# SUPPLIED MATERIAL

····················

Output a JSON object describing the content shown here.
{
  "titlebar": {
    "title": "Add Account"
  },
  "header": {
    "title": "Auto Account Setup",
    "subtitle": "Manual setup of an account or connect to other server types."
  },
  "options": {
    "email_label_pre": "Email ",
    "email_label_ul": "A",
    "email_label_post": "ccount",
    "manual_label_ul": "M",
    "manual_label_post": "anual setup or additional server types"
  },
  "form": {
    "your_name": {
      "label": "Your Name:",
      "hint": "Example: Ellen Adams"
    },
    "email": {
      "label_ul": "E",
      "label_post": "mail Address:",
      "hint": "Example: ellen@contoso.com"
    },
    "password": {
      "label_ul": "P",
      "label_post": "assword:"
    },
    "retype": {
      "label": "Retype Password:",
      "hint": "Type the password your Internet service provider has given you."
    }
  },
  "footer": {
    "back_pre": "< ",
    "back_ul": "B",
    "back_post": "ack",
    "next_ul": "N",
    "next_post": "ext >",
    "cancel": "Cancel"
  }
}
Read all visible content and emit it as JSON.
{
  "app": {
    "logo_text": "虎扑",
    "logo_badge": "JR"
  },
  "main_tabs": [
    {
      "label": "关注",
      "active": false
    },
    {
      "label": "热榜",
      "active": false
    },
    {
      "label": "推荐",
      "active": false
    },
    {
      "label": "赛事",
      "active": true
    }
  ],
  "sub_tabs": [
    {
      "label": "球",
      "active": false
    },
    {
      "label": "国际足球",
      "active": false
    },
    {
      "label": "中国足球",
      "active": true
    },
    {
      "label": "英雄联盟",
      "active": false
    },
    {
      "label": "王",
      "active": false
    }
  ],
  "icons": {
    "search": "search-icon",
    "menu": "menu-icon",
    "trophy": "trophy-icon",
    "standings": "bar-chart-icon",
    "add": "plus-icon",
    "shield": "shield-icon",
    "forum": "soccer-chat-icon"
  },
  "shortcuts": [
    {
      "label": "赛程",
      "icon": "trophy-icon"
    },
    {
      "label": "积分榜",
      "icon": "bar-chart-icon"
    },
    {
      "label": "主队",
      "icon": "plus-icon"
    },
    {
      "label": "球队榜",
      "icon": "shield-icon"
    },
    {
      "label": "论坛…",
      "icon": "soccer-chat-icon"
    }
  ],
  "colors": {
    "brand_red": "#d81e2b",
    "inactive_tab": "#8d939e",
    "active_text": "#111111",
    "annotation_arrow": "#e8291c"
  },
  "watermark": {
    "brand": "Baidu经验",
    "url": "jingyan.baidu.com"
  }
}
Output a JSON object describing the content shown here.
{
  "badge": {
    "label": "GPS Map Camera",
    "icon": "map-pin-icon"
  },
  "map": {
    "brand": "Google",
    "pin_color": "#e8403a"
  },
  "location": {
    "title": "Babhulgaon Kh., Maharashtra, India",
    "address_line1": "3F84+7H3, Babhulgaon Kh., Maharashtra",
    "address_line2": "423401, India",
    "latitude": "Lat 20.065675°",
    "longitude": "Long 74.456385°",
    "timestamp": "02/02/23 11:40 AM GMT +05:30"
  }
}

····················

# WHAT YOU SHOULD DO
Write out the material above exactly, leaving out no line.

# YOUR SOLUTION
Output a JSON object describing the content shown here.
{
  "titlebar": {
    "title": "Add Account"
  },
  "header": {
    "title": "Auto Account Setup",
    "subtitle": "Manual setup of an account or connect to other server types."
  },
  "options": {
    "email_label_pre": "Email ",
    "email_label_ul": "A",
    "email_label_post": "ccount",
    "manual_label_ul": "M",
    "manual_label_post": "anual setup or additional server types"
  },
  "form": {
    "your_name": {
      "label": "Your Name:",
      "hint": "Example: Ellen Adams"
    },
    "email": {
      "label_ul": "E",
      "label_post": "mail Address:",
      "hint": "Example: ellen@contoso.com"
    },
    "password": {
      "label_ul": "P",
      "label_post": "assword:"
    },
    "retype": {
      "label": "Retype Password:",
      "hint": "Type the password your Internet service provider has given you."
    }
  },
  "footer": {
    "back_pre": "< ",
    "back_ul": "B",
    "back_post": "ack",
    "next_ul": "N",
    "next_post": "ext >",
    "cancel": "Cancel"
  }
}
Read all visible content and emit it as JSON.
{
  "app": {
    "logo_text": "虎扑",
    "logo_badge": "JR"
  },
  "main_tabs": [
    {
      "label": "关注",
      "active": false
    },
    {
      "label": "热榜",
      "active": false
    },
    {
      "label": "推荐",
      "active": false
    },
    {
      "label": "赛事",
      "active": true
    }
  ],
  "sub_tabs": [
    {
      "label": "球",
      "active": false
    },
    {
      "label": "国际足球",
      "active": false
    },
    {
      "label": "中国足球",
      "active": true
    },
    {
      "label": "英雄联盟",
      "active": false
    },
    {
      "label": "王",
      "active": false
    }
  ],
  "icons": {
    "search": "search-icon",
    "menu": "menu-icon",
    "trophy": "trophy-icon",
    "standings": "bar-chart-icon",
    "add": "plus-icon",
    "shield": "shield-icon",
    "forum": "soccer-chat-icon"
  },
  "shortcuts": [
    {
      "label": "赛程",
      "icon": "trophy-icon"
    },
    {
      "label": "积分榜",
      "icon": "bar-chart-icon"
    },
    {
      "label": "主队",
      "icon": "plus-icon"
    },
    {
      "label": "球队榜",
      "icon": "shield-icon"
    },
    {
      "label": "论坛…",
      "icon": "soccer-chat-icon"
    }
  ],
  "colors": {
    "brand_red": "#d81e2b",
    "inactive_tab": "#8d939e",
    "active_text": "#111111",
    "annotation_arrow": "#e8291c"
  },
  "watermark": {
    "brand": "Baidu经验",
    "url": "jingyan.baidu.com"
  }
}
Output a JSON object describing the content shown here.
{
  "badge": {
    "label": "GPS Map Camera",
    "icon": "map-pin-icon"
  },
  "map": {
    "brand": "Google",
    "pin_color": "#e8403a"
  },
  "location": {
    "title": "Babhulgaon Kh., Maharashtra, India",
    "address_line1": "3F84+7H3, Babhulgaon Kh., Maharashtra",
    "address_line2": "423401, India",
    "latitude": "Lat 20.065675°",
    "longitude": "Long 74.456385°",
    "timestamp": "02/02/23 11:40 AM GMT +05:30"
  }
}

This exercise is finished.